"When you're sitting next to him at a blackjack table...I've been to Vegas countless times with him and there could just be anybody sitting at the table and he'll pull up, 'Ok, this is the spot,'" Cuban said. "Bam-bam-bam. We sit there and there will be two or three other people already there. 'What's up!?' Like they're long lost friends. He'll just sit there and drink and gamble with us for like 12 straight hours and that's just who he is."
Genuine, but goofy?
"Goofy is an understatement," Cuban joked. "I've been kicked out of restaurants with him [laughs]."
Nowitzki's sense of humor has made him a must-follow on Twitter.
Plus, his acting skills are the stuff of legend.
No. 41 turns 41 on June 19, as the husband and father of three begins the next chapter of his life.

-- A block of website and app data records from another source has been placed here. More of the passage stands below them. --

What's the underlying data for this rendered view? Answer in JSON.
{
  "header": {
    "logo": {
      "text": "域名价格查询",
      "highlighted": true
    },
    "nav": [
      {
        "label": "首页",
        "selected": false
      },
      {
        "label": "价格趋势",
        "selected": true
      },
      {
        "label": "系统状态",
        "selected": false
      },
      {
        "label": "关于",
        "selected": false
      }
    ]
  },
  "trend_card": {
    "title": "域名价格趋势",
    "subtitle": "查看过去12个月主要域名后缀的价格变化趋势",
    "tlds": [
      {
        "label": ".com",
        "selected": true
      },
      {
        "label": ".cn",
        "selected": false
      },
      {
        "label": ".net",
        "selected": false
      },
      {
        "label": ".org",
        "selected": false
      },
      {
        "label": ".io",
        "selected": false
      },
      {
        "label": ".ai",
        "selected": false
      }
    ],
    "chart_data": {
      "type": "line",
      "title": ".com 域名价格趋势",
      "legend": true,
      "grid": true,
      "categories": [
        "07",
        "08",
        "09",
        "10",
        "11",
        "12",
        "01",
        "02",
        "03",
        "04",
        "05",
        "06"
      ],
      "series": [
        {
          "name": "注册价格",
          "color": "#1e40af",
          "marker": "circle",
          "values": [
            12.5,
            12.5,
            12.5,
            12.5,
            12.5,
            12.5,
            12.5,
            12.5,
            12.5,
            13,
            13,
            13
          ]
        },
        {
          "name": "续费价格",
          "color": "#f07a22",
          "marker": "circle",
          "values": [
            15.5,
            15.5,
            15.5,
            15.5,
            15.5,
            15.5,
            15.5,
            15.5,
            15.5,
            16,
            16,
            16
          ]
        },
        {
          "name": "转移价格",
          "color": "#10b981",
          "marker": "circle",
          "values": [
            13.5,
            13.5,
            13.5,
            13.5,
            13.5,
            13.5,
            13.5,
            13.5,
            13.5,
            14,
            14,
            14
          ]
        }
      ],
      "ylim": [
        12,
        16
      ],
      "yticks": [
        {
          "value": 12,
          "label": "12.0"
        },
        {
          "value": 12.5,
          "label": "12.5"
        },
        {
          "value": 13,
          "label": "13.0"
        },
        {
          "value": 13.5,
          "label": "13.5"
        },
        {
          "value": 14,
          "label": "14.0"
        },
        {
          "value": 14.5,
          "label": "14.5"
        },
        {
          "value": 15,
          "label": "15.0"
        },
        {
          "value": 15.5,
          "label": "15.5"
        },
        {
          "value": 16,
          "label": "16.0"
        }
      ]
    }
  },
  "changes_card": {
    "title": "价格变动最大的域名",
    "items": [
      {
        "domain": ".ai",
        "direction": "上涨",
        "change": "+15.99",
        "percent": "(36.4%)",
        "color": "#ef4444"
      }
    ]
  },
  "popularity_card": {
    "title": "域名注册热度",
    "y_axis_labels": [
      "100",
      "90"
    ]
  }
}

"It's uncharted territory for him," Cuban said. "Part of him says he's going to travel. Part of him says it's a chance to spend time with his kids and family. Part of him wants to see if his wife will kill him for being around all the time."
What does the future hold, besides an enshrinement in Springfield, Massachusetts?
"Besides having a statue built of him in front of American Airlines Center, he's going to do whatever the heck he wants to do," Nelson said. "Our hope and expectation is it's with the Mavericks, whether it's management or coaching or development."
"For Dirk, I think the best is yet to come," Cuban said. "Because he's so much more than a basketball player."
One of the greatest of all time...Dirk Nowitzki.